The next continent I want to travel to is Africa. I have a craving for it like you wouldn’t imagine, but I am having trouble taking the plunge and actually planning a trip. This is mostly because of two issues – where within this huge continent do I go and will anyone accompany me there?

Before I suck it up and just book tickets on a whim by myself one night (it’ll happen soon, I can feel it), I thought I could at least start to explore the continent’s cuisine as my third entry in Global Bites without the Flights.

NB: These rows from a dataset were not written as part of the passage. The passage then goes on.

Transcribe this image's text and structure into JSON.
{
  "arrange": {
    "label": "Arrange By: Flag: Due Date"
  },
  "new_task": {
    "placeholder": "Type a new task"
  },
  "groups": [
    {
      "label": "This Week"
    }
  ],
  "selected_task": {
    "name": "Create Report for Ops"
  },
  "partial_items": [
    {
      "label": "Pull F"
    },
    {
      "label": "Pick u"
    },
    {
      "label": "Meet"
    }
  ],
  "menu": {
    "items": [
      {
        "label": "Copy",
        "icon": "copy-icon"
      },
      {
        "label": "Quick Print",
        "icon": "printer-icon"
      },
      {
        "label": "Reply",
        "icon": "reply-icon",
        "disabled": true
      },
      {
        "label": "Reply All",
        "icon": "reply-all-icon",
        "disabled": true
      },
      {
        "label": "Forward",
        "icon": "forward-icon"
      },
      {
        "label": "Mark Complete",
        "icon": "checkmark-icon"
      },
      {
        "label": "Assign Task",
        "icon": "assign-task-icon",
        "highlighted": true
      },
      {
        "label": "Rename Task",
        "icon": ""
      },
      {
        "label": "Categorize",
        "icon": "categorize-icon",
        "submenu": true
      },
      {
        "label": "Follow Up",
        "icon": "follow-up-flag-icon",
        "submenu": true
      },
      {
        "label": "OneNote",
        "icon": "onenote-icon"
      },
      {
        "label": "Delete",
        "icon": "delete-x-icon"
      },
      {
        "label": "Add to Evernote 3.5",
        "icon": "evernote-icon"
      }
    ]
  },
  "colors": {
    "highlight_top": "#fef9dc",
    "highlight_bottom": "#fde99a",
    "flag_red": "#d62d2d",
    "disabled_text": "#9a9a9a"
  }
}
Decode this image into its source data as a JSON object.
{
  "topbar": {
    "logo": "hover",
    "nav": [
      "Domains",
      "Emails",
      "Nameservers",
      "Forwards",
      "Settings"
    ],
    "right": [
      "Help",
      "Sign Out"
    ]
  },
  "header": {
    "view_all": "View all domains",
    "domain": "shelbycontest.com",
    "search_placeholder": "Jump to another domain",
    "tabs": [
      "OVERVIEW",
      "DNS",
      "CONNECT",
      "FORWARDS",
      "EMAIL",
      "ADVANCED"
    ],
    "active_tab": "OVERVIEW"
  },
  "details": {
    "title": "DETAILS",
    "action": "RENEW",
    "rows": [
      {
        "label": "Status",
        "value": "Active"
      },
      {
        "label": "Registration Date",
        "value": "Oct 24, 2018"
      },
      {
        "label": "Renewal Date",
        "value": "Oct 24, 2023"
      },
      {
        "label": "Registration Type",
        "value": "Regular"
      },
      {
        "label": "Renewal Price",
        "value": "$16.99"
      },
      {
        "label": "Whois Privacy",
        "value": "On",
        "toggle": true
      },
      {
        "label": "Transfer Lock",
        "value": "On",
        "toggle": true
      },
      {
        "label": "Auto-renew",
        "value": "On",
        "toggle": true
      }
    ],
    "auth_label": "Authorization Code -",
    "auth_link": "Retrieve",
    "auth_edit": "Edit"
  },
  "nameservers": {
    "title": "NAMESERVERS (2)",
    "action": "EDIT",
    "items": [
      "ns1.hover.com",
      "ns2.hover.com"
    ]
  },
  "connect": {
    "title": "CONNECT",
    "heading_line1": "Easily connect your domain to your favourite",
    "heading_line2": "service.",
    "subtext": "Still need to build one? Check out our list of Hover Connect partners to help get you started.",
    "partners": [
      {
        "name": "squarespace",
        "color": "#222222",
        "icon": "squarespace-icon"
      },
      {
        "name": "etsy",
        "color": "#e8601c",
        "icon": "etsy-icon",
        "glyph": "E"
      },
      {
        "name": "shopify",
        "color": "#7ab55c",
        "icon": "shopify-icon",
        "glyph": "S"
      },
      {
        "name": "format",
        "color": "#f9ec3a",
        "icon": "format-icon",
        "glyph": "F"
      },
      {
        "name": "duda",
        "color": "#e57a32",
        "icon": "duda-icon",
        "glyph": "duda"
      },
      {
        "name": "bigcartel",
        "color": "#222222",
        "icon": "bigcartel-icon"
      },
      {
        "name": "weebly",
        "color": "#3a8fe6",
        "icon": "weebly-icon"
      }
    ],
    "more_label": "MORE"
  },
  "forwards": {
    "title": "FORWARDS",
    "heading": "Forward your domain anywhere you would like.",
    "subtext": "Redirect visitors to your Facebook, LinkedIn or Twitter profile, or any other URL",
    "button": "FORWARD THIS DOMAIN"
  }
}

Last week, Kater and I met at Awash in the East Village to catch up on her recent Eurotrip and to try out Ethiopian food. The first thing we did was decide on a wine. I’m not a big wino – I would much rather have beer, vodka, or chilled Patron – but when eating Ethiopian, do as the Ethiopians do. A traditional Ethiopian meal is served with tej, a honey wine. We sampled two, a regular dry honey wine and one that was similar but with blackberries as well. The blackberry wine was way too sweet for an entire meal so we went with a bottle of the Sheba Tej, which happened to have been made in New York, but it still counts.

10milesbehindme_EthiopiaGB1

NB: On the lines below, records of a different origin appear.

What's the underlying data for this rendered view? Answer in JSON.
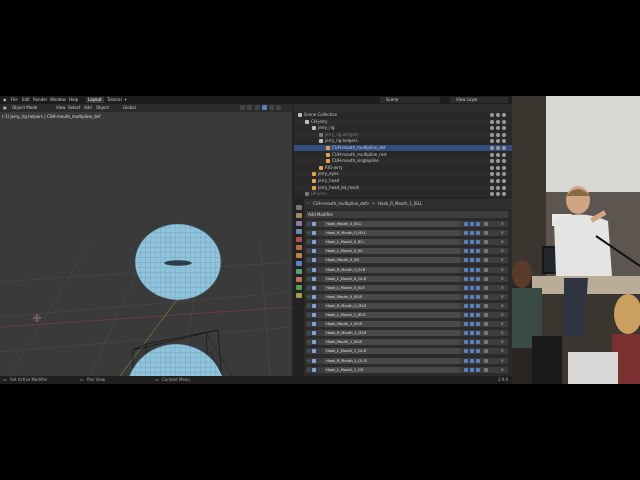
{
  "topbar": {
    "menus": [
      "File",
      "Edit",
      "Render",
      "Window",
      "Help"
    ],
    "workspaces": [
      "Layout",
      "Tutorial"
    ],
    "active_workspace": "Layout",
    "add_tab": "+",
    "scene_label": "Scene",
    "view_layer_label": "View Layer"
  },
  "viewport": {
    "mode": "Object Mode",
    "menus": [
      "View",
      "Select",
      "Add",
      "Object"
    ],
    "transform_orientation": "Global",
    "info_line": "(-1) jerry_rig.helpers | CUH-mouth_multipline_def"
  },
  "outliner": {
    "rows": [
      {
        "label": "Scene Collection",
        "indent": 0,
        "icon": "collection-icon",
        "color": "#bdbdbd"
      },
      {
        "label": "CH-jerry",
        "indent": 1,
        "icon": "collection-icon",
        "color": "#bdbdbd"
      },
      {
        "label": "jerry_rig",
        "indent": 2,
        "icon": "collection-icon",
        "color": "#bdbdbd"
      },
      {
        "label": "jerry_rig.widgets",
        "indent": 3,
        "icon": "collection-icon",
        "color": "#7a7a7a",
        "dim": true
      },
      {
        "label": "jerry_rig.helpers",
        "indent": 3,
        "icon": "collection-icon",
        "color": "#bdbdbd"
      },
      {
        "label": "CUH-mouth_multipline_def",
        "indent": 4,
        "icon": "curve-icon",
        "color": "#e6a54a",
        "selected": true
      },
      {
        "label": "CUH-mouth_multipline_rest",
        "indent": 4,
        "icon": "curve-icon",
        "color": "#e6a54a"
      },
      {
        "label": "CUH-mouth_singlepline",
        "indent": 4,
        "icon": "curve-icon",
        "color": "#e6a54a"
      },
      {
        "label": "RIG-jerry",
        "indent": 3,
        "icon": "armature-icon",
        "color": "#e6a54a"
      },
      {
        "label": "jerry_eyes",
        "indent": 2,
        "icon": "mesh-icon",
        "color": "#e6a54a"
      },
      {
        "label": "jerry_head",
        "indent": 2,
        "icon": "mesh-icon",
        "color": "#e6a54a"
      },
      {
        "label": "jerry_head_lat_mesh",
        "indent": 2,
        "icon": "lattice-icon",
        "color": "#e6a54a"
      },
      {
        "label": "Dfl-jerry",
        "indent": 1,
        "icon": "collection-icon",
        "color": "#7a7a7a",
        "dim": true
      }
    ]
  },
  "properties": {
    "breadcrumb_object": "CUH-mouth_multipline_def",
    "breadcrumb_sep": ">",
    "breadcrumb_modifier": "Hook_R_Mouth_1_IELL",
    "add_modifier": "Add Modifier",
    "modifiers": [
      "Hook_Mouth_0_IELL",
      "Hook_R_Mouth_0_IELL",
      "Hook_L_Mouth_0_IE.L",
      "Hook_L_Mouth_0_00",
      "Hook_Mouth_0_0D",
      "Hook_R_Mouth_0_ELR",
      "Hook_L_Mouth_0_OL.R",
      "Hook_L_Mouth_0_ELR",
      "Hook_Mouth_0_IELR",
      "Hook_R_Mouth_0_IELR",
      "Hook_L_Mouth_1_IELR",
      "Hook_Mouth_1_IELR",
      "Hook_R_Mouth_1_IELR",
      "Hook_Mouth_1_IELR",
      "Hook_L_Mouth_1_OL.R",
      "Hook_R_Mouth_1_OL.R",
      "Hook_L_Mouth_1_OD"
    ]
  },
  "statusbar": {
    "left": "Set Active Modifier",
    "middle": "Pan View",
    "right_menu": "Context Menu",
    "version": "2.9.0"
  },
  "colors": {
    "selection": "#334d80",
    "accent_blue": "#5680c2",
    "object_orange": "#e6a54a",
    "mesh_blue": "#8fc4dc"
  }
}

Kater and I ordered a combo of two meats and three veggies – these descriptions are from the menu, the bebere sauce is made of chili peppers and other spices.

  • Tibs Wat – Beef strips cooked in specially seasoned berbere sauce
  • Yebeg Alicha – Tender lamb cooked in butter with onions and green peppers
  • Gomen – Collard greens cooked with onions, garlic, and green peppers
  • Yemissir Kik Wat – Split red lentils cooked in berbere sauce
  • Yater Kik Alicha – Yellow split peas cooked and seasoned with onions, peppers, and herbs

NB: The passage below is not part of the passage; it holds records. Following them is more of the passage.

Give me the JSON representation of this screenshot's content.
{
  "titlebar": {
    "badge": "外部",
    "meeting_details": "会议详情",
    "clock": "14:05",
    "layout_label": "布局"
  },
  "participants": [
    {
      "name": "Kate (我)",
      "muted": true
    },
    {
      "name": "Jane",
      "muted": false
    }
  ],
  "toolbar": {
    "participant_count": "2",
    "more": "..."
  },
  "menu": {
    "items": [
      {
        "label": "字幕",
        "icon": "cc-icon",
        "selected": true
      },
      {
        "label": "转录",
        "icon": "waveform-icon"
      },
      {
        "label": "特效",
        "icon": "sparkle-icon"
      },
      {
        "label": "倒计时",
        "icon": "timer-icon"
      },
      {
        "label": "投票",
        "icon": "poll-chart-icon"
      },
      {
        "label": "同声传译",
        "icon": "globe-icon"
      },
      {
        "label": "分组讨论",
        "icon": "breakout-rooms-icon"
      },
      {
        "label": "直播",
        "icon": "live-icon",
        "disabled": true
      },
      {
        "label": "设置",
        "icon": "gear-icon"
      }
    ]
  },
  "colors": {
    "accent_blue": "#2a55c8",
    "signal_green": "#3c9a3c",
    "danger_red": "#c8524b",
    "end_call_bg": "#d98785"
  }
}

Ethiopian food is served on a flatbread called an injera. It is similar in function to Indian naan, but soft and thin. To eat your meal, just tear off a small piece of injera and wrap it around whichever foods you want – no utensils necessary. I don’t think I’ve ever had any of the veggies before (I eat *maybe* three vegetable servings a year) and was pleasantly surprised with all of them, especially the lentils. The meats were delicious – the beef was very spicy and although I didn’t realize at first that some of the lamb was still on the bone, once I figured that out, I was pretty happy.

10milesbehindme_EthiopiaGB2

There were two things that Kater and I forgot about while eating Ethiopian though. One is that Ethiopian food is typically eaten with just your right hand, I think we may have used both and not focused on the rules. Two is that we did not perform gursha, the act of feeding each other as a sign of friendship and love. I have a feeling if we had ordered another bottle of that honey wine, gursha may have happened. Something to look forward to for next time.

xx

Advertisements

One thought on “Global Bites without the Flights: Ethiopian Cuisine at Awash

Leave a Reply

Fill in your details below or click an icon to log in:

WordPress.com Logo

You are commenting using your WordPress.com account. Log Out / Change )

Twitter picture

You are commenting using your Twitter account. Log Out / Change )

Facebook photo

You are commenting using your Facebook account. Log Out / Change )

Google+ photo

You are commenting using your Google+ account. Log Out / Change )

Connecting to %s